Moving on into the New Testament age, Jesus fulfilled the entirety of the Old Testament law perfectly and in so doing made Himself an eligible candidate to die for the sins of the world (Matthew 5:17-18). Consequently, in the aftermath of His death and subsequent resurrection, there is now no longer a mandate for anyone to keep the law. This is why Paul consistently taught that Christ has redeemed us from the curse of the law (Galatians 3:10-14; 4:4-5; Romans 6:14; 10:4; Philippians 3:8-9), and it also explains why Paul didn’t command Christians to tithe. You see, systematically required tithing was a part of the Old Testament law from which Christians have been set free.

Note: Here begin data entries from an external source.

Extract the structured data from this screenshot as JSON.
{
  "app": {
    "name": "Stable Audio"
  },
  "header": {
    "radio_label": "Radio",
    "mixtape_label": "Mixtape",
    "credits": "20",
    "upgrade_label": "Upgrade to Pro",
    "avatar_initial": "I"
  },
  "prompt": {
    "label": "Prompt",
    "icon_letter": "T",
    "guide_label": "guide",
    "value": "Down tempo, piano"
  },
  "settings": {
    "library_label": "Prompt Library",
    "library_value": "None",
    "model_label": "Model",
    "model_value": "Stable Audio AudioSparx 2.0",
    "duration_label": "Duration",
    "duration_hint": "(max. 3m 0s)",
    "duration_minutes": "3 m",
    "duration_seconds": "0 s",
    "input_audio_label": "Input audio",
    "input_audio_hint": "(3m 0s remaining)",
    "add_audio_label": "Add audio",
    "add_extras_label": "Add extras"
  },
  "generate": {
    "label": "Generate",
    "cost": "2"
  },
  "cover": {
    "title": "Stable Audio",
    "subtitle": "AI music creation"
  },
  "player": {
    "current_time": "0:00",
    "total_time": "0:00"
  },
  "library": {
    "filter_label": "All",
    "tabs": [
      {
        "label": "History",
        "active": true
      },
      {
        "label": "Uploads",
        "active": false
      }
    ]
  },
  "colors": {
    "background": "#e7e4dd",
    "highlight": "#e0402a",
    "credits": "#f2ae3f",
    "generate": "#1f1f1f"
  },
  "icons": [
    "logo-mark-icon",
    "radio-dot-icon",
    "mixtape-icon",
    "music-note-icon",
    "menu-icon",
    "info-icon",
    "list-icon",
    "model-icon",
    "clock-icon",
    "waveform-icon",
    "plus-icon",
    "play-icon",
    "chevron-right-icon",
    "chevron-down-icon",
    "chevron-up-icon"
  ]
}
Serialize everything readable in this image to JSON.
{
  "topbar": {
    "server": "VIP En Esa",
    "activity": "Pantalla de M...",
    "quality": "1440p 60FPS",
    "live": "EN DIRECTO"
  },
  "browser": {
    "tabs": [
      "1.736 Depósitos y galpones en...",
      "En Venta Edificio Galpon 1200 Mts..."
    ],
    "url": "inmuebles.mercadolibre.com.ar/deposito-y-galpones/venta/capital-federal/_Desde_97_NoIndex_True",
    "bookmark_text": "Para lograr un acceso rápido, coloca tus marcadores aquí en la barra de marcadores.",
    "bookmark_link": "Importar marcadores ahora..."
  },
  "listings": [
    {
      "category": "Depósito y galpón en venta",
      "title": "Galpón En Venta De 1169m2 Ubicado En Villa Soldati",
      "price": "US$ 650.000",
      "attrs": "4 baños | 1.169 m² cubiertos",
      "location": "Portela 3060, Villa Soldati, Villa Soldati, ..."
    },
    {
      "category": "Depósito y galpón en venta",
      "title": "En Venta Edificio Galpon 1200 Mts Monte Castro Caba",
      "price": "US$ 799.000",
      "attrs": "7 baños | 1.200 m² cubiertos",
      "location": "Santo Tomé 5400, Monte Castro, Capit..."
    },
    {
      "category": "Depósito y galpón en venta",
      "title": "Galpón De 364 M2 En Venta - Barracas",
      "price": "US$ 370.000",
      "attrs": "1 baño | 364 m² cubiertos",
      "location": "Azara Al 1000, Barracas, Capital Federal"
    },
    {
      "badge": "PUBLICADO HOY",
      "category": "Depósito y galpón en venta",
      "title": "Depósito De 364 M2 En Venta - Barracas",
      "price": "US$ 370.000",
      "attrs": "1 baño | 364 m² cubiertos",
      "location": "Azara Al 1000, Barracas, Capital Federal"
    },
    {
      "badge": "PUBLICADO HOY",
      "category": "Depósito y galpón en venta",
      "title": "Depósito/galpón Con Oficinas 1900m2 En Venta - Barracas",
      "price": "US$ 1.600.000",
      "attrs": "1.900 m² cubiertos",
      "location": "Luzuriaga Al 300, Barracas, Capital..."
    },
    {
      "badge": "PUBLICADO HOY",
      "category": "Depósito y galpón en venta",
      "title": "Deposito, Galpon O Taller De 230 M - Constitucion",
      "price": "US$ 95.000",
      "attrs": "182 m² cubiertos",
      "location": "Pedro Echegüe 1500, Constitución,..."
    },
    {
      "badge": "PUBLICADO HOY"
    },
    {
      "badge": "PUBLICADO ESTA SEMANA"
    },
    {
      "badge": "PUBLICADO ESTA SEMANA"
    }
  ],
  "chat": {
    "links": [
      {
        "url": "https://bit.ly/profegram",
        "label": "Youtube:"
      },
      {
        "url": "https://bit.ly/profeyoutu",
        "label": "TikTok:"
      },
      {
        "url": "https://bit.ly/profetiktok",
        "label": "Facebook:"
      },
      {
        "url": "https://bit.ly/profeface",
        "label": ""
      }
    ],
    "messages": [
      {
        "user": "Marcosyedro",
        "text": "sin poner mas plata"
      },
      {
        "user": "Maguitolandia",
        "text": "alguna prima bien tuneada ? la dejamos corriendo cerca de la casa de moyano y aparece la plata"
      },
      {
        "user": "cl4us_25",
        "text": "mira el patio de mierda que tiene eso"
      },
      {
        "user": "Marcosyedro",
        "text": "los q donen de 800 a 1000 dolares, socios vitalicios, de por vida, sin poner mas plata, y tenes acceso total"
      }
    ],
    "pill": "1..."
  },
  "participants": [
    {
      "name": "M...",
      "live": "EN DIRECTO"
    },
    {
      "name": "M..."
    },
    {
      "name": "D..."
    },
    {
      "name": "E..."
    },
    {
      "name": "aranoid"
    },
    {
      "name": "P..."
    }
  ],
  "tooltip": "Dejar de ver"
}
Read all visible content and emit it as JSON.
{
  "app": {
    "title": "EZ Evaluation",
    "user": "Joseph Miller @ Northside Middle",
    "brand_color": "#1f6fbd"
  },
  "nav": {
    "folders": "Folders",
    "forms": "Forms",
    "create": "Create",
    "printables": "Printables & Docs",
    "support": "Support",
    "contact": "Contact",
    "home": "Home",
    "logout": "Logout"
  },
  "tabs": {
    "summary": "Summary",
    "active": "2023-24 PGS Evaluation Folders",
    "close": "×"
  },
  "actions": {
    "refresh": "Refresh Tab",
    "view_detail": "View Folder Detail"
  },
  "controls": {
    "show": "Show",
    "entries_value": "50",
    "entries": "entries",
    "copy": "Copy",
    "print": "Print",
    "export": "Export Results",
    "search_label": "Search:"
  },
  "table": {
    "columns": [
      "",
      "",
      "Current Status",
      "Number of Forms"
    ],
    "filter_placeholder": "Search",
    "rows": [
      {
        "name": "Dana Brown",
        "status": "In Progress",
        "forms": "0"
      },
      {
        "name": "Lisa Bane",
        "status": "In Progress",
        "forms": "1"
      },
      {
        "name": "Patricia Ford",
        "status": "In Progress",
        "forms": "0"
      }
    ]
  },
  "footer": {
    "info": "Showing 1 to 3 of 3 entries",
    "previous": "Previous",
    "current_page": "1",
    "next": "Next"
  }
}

Rather than promote straight-up 10% tithing, Paul placed each Christian on the honor system by teaching that each of us should give in accordance with the level of prosperity at which God currently has us (1 Corinthians 16:1-2; 2 Corinthians 9:6-15). This requires each Christian to spend time in prayer, seeking God’s will about not only how much to give to support the Lord’s work but how and where to give it. In this way, figuring out a right amount to give back to the Lord becomes a matter of true discipleship.
It should be understood, though, that Paul encouraged Christians to give not only cheerfully but also abundantly (2 Corinthians 9:6-7). He compared giving to sowing seed and said, “He who sows sparingly will reap sparingly, but he who sows bountifully will reap bountifully” (2 Corinthians 9:6). He also said that Christians who are enjoying a time of plenty should help those who are going through a rough stretch financially (2 Corinthians 8:13-15), and that anyone who preaches the gospel should be supported financially by fellow Christians (1 Corinthians 9:1-14; Philippians 4:15-20). All of this is a far cry from the Old Testament law’s highly ritualized commandments concerning bringing tithes to certain places at prescribed times.
So, am I against the idea of tithing? No, I’m not. To the contrary, I’ve been a pastor long enough to know that faithful tithers are the financial backbone of most churches. Furthermore, I would say to any Christian who doesn’t have a clue about where to start in regards to giving to the Lord’s work, “Paying a tithe out of your take-home pay is a great way to begin.” As my opening illustration shows, if every church member merely paid a tithe each week or each month, every church’s financial problems would be solved.
I do, however, try to explain to Christians that there are deeper waters of giving than tithing. There is giving as God has prospered you and sowing bountifully. These waters require more prayer, more discernment, and in many cases more submission to God, and oftentimes the giving that comes up from them is not so much about how much you have but how much you have left. Again, I’m not against tithing. Giving 10% is certainly a lot better than most professing Christians give. But don’t ever think that tithing is the end-all-be-all form of New Testament giving. The truth is, the ride of giving that God wants to take each Christian on can never be neatly packaged into a box of 10%, and once you get on that ride with Him, you just never know how much He might want you to give or where He might want you to give it.